*Please note, I am not a veterinarian. This article is meant to provide an introduction to dental health. This article should not serve as medical advice for your cat. If you have concerns about your cat’s dental health, please contact your veterinarian.*
February is National Dental Health Month for pets. Many people know Dental Health Month simply as a time to get a discount on getting their cat or dog’s teeth cleaned by the veterinarian. Dental Health Month is so much more though, because Dental Health is so much more than professional dental cleanings. Your cat’s dental health is just as important as your own!

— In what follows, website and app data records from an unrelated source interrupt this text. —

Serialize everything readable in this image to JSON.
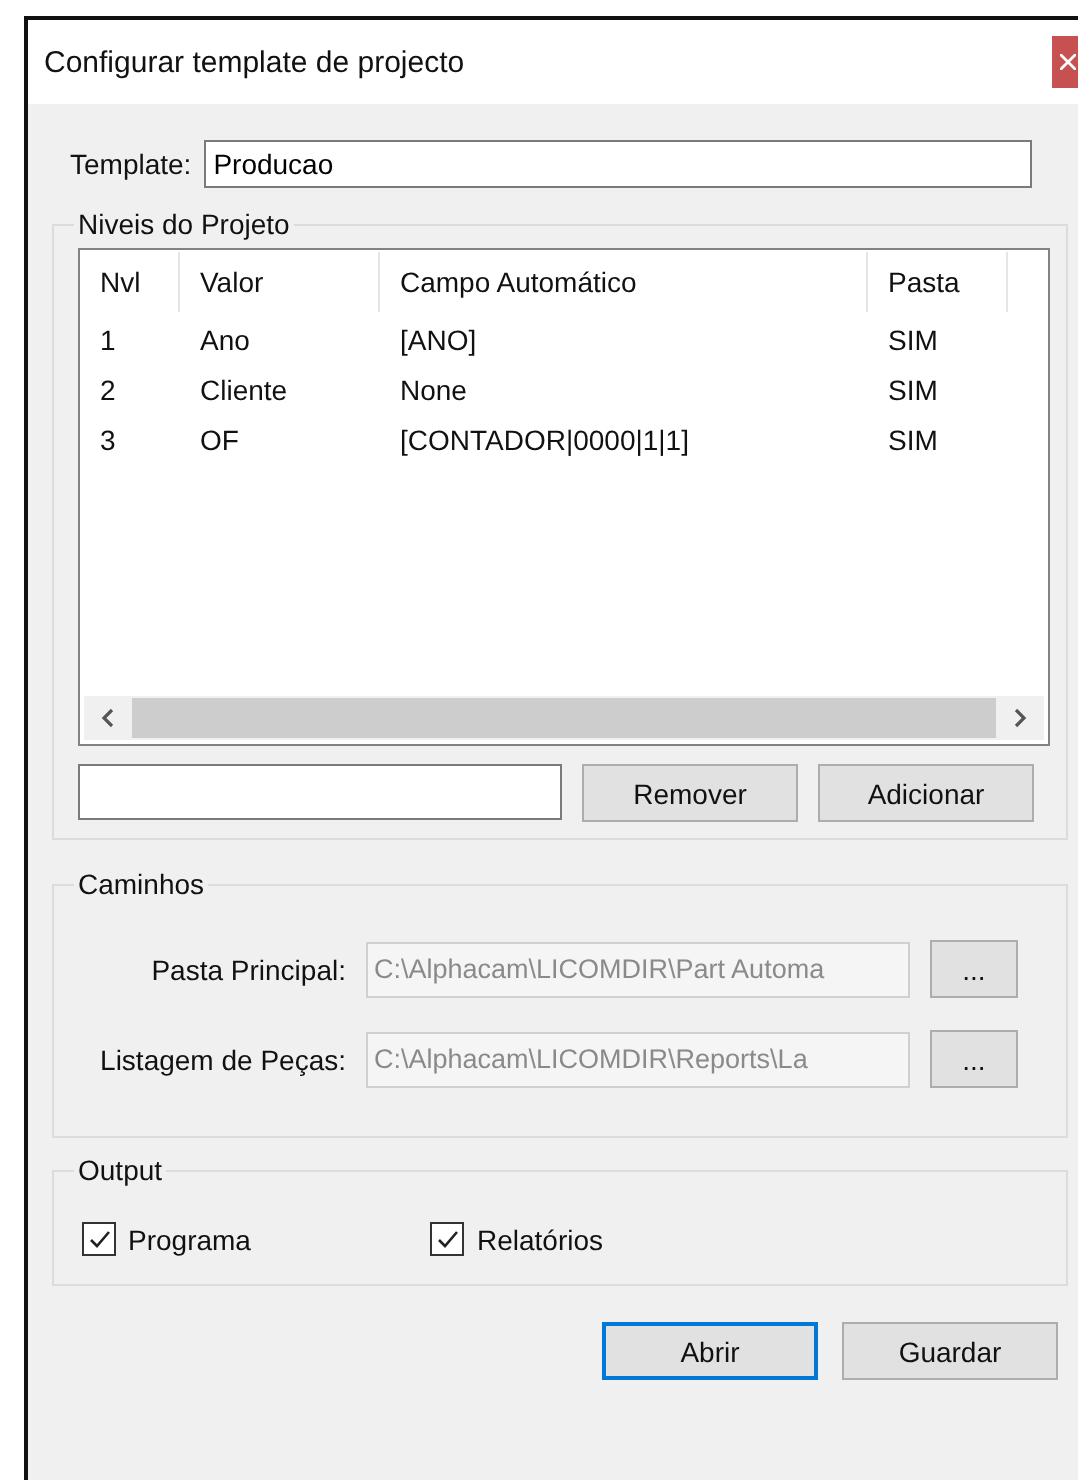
{
  "window": {
    "title": "Configurar template de projecto"
  },
  "template": {
    "label": "Template:",
    "value": "Producao"
  },
  "levels": {
    "title": "Niveis do Projeto",
    "columns": [
      "Nvl",
      "Valor",
      "Campo Automático",
      "Pasta"
    ],
    "rows": [
      [
        "1",
        "Ano",
        "[ANO]",
        "SIM"
      ],
      [
        "2",
        "Cliente",
        "None",
        "SIM"
      ],
      [
        "3",
        "OF",
        "[CONTADOR|0000|1|1]",
        "SIM"
      ]
    ],
    "buttons": [
      "Remover",
      "Adicionar"
    ]
  },
  "paths": {
    "title": "Caminhos",
    "fields": [
      {
        "label": "Pasta Principal:",
        "value": "C:\\Alphacam\\LICOMDIR\\Part Automa",
        "disabled": true,
        "button": "..."
      },
      {
        "label": "Listagem de Peças:",
        "value": "C:\\Alphacam\\LICOMDIR\\Reports\\La",
        "disabled": true,
        "button": "..."
      }
    ]
  },
  "output": {
    "title": "Output",
    "options": [
      {
        "label": "Programa",
        "checked": true
      },
      {
        "label": "Relatórios",
        "checked": true
      }
    ]
  },
  "buttons": [
    {
      "label": "Abrir",
      "selected": true
    },
    {
      "label": "Guardar",
      "selected": false
    }
  ]
}
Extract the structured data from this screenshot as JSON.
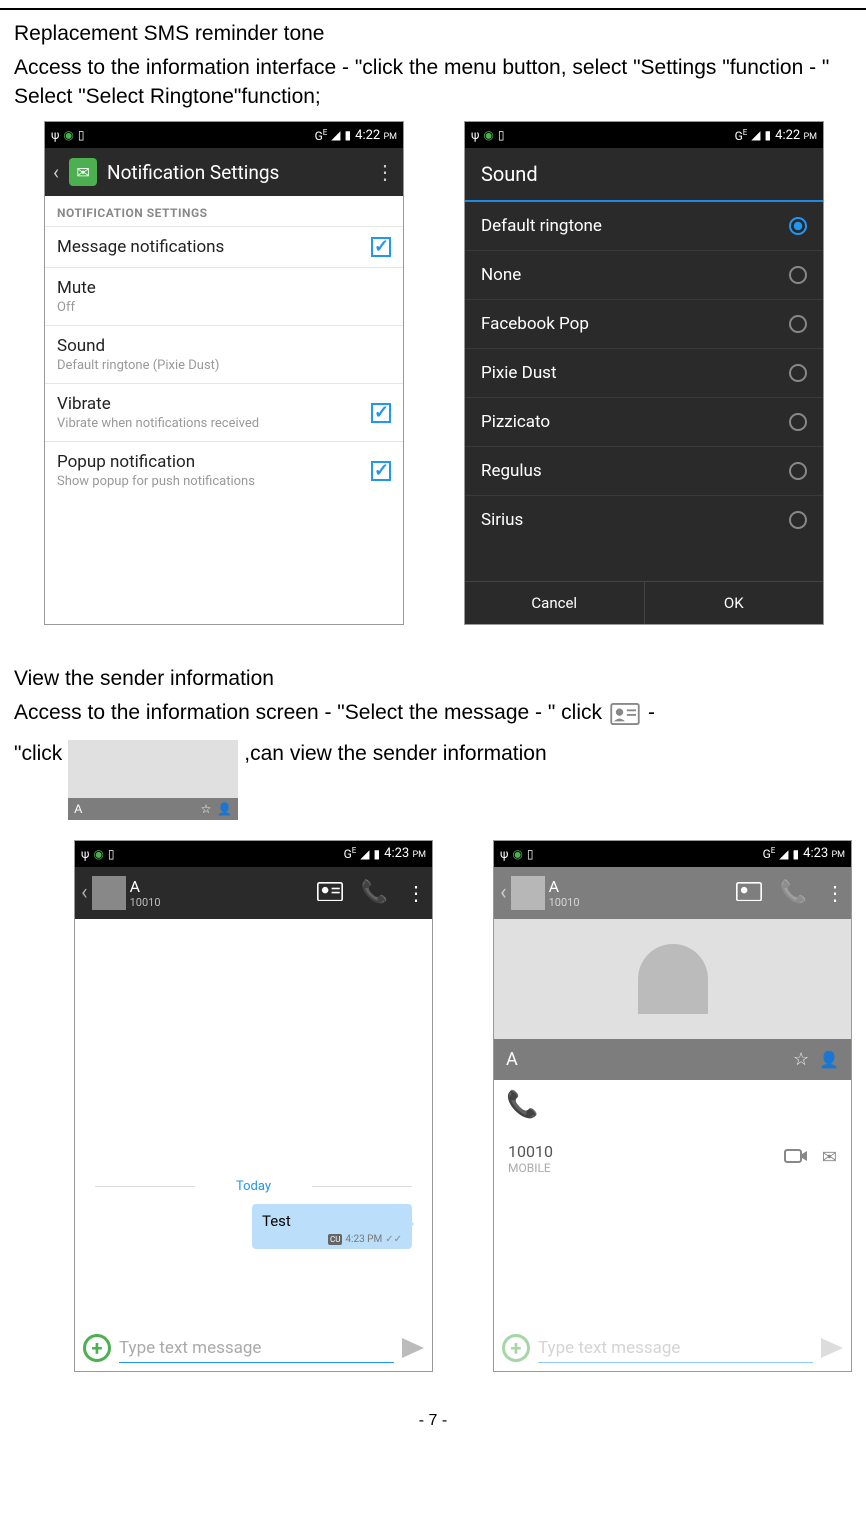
{
  "doc": {
    "h1": "Replacement SMS reminder tone",
    "p1": "Access to the information interface - \"click the menu button, select \"Settings \"function - \" Select \"Select Ringtone\"function;",
    "h2": "View the sender information",
    "p2a": "Access to the information screen - \"Select the message - \" click",
    "p2b": "-",
    "p3a": "\"click",
    "p3b": ",can view the sender information",
    "footer": "- 7 -",
    "inline_chip_name": "A"
  },
  "status": {
    "time1": "4:22",
    "time2": "4:23",
    "pm": "PM",
    "g": "G",
    "e": "E"
  },
  "screen1": {
    "title": "Notification Settings",
    "section": "NOTIFICATION SETTINGS",
    "rows": [
      {
        "t1": "Message notifications",
        "t2": "",
        "checked": true
      },
      {
        "t1": "Mute",
        "t2": "Off",
        "checked": null
      },
      {
        "t1": "Sound",
        "t2": "Default ringtone (Pixie Dust)",
        "checked": null
      },
      {
        "t1": "Vibrate",
        "t2": "Vibrate when notifications received",
        "checked": true
      },
      {
        "t1": "Popup notification",
        "t2": "Show popup for push notifications",
        "checked": true
      }
    ]
  },
  "screen2": {
    "title": "Sound",
    "items": [
      {
        "label": "Default ringtone",
        "selected": true
      },
      {
        "label": "None",
        "selected": false
      },
      {
        "label": "Facebook Pop",
        "selected": false
      },
      {
        "label": "Pixie Dust",
        "selected": false
      },
      {
        "label": "Pizzicato",
        "selected": false
      },
      {
        "label": "Regulus",
        "selected": false
      },
      {
        "label": "Sirius",
        "selected": false
      }
    ],
    "cancel": "Cancel",
    "ok": "OK"
  },
  "screen3": {
    "name": "A",
    "number": "10010",
    "today": "Today",
    "bubble_text": "Test",
    "bubble_time": "4:23 PM",
    "bubble_badge": "CU",
    "compose_placeholder": "Type text message"
  },
  "screen4": {
    "name": "A",
    "number": "10010",
    "popup_name": "A",
    "popup_number": "10010",
    "popup_label": "MOBILE",
    "compose_placeholder": "Type text message"
  }
}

Did you know that 70% of cats over the age of 3 have dental disease? According to the American Veterinary Dental Collage, it is the most common clinical condition in cats and dogs. Like people, cats develop plaque on their teeth. If not removed regularly (by brushing teeth, etc) the plaque then hardens to form tarter.If not removed tarter can cause infections, such as gingivitis-a reddening of the gums around the teeth. It can result in the loss of a tooth and other more serious periodontal disease.

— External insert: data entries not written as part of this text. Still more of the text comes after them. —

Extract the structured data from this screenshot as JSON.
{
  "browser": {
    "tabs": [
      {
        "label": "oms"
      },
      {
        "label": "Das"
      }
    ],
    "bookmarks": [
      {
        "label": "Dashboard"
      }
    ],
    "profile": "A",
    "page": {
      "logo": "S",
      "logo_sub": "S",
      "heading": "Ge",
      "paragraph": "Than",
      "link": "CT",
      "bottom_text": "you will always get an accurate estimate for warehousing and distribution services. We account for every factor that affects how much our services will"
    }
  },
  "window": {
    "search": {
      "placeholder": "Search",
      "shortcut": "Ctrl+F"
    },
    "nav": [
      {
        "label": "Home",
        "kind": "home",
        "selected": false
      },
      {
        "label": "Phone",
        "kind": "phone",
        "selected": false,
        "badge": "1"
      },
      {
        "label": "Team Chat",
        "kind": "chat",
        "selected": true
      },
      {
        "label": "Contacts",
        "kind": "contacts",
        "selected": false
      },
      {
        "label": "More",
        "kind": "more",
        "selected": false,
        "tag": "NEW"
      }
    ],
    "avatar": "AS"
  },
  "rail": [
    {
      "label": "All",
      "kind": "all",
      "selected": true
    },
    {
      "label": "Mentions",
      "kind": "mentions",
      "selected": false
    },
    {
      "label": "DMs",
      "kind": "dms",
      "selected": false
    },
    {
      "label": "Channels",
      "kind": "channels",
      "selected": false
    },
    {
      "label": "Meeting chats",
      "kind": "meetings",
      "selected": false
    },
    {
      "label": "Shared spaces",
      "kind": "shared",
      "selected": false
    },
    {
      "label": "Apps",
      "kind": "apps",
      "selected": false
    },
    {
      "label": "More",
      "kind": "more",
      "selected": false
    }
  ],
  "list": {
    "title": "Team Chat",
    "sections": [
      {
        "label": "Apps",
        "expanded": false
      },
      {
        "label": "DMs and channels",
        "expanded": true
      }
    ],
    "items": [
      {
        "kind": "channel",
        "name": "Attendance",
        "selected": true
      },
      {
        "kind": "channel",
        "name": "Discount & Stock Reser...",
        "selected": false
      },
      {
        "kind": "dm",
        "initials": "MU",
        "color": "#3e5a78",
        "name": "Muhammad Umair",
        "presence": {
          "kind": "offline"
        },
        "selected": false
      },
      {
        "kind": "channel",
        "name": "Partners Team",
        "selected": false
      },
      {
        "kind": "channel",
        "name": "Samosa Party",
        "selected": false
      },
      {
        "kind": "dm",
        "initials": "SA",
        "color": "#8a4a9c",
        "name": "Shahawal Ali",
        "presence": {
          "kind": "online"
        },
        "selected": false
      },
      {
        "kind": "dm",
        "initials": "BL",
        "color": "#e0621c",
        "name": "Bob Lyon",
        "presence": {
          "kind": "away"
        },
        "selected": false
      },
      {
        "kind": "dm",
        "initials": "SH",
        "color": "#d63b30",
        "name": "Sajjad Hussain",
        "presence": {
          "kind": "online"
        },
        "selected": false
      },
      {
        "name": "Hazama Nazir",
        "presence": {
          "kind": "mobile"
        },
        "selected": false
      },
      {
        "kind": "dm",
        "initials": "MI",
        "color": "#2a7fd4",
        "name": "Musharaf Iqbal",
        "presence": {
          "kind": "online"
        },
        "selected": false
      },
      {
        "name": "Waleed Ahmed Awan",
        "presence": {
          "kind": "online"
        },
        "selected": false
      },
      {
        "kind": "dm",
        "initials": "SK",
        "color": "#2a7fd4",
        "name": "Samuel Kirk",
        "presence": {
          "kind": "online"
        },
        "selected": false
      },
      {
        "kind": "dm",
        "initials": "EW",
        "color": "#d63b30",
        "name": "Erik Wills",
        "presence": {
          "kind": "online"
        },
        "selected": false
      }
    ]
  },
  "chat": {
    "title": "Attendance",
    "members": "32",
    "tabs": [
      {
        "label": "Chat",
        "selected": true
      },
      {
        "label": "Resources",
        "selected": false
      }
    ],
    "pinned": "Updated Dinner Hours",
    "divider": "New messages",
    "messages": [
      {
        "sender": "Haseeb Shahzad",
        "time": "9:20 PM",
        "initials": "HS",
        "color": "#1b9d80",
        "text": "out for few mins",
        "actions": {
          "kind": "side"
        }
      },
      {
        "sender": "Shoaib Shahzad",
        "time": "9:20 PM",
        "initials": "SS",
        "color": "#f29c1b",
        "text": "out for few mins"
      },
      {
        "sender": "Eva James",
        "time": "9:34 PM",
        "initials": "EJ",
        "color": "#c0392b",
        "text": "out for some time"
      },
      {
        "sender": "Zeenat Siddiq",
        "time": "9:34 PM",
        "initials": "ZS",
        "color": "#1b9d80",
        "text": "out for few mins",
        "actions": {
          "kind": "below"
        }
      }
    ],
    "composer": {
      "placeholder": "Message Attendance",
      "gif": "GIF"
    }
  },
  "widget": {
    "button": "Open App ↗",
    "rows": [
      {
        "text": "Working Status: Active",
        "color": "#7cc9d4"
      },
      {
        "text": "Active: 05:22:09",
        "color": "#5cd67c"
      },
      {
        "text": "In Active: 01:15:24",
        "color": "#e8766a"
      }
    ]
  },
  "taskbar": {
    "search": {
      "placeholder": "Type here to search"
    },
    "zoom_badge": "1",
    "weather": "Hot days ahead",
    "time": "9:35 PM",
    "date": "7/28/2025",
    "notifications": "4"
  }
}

Worse than your cat losing a few teeth due to periodontal disease is the risk to all her other major organs. Tarter build up can loosen the tooth’s gum socket, making an opening for tarter to get into the blood stream. Once the bacteria gets in her blood stream it can do damage to her kidneys, heart and other organs.
Unfortunately, because most periodontal disease occurs below the gum lines there aren’t many signs of periodontal disease in cats beyond bad breath and tarter on the teeth. At least not until it gets bad. If you cat is drooling, seems painful around the mouth, stops eating or eats less, please see your veterinarian immediately, these could be signs of serious dental disease.

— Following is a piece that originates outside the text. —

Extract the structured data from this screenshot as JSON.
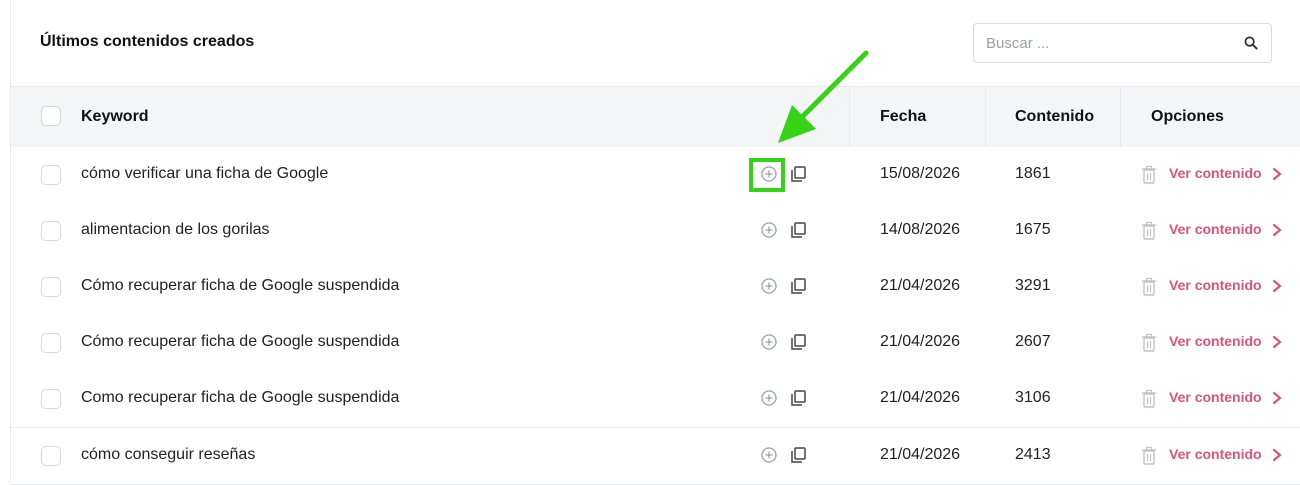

The only way to know the full extent of the damage to your cat’s teeth and gums is through dental x-rays, which must be performed while your cat is under anesthesia-because what cat is going to let anyone stick stuff in her mouth then sit still long enough for x-rays to be taken? (I have a hard enough time cooperating for my dental x-rays and I know what is going on.)
At the clinic I work at, we regularly tell clients about the four stages of dental disease. If your cat sees a veterinarian regularly, your veterinarian should be able to tell you what stage of dental disease your cat has. Hopefully, her dental disease will be caught before the first stage. The first stage of dental disease, gingivitis, is the only one that is reversible. Beyond that damage starts to happen to your cat’s mouth, such as root changes, abscesses and tooth resorption-a weird thing cats do where their mouth resorbs the tooth, turning it to bone. No one yet knows why this happens.
If you want to learn more about dental disease and learn about the 4 stages of Feline Periodontal Disease click here: http://www.cathospitalofchicago.com/online-cat-health-library/dental-disease-in-cats#4
Even if your cat has severe dental disease and needs to loose a tooth or two, she can live a happy life. I have known several cats who had to have all their teeth pulled due to stomatitis (a painful disease in which the cat’s gums are swollen), bad oral health care, or bad genes. These cats have still chowed down on their dry food. They have been happy cats. Well, one cat was chronically grumpy and would try to gum me when she got particularly upset.
While much of the determining factors for dental disease rests in your cats genetic makeup, there are steps you can take to help keep your cat’s teeth healthy and clean. I will discuss those steps more in Dental Health Month Part 2.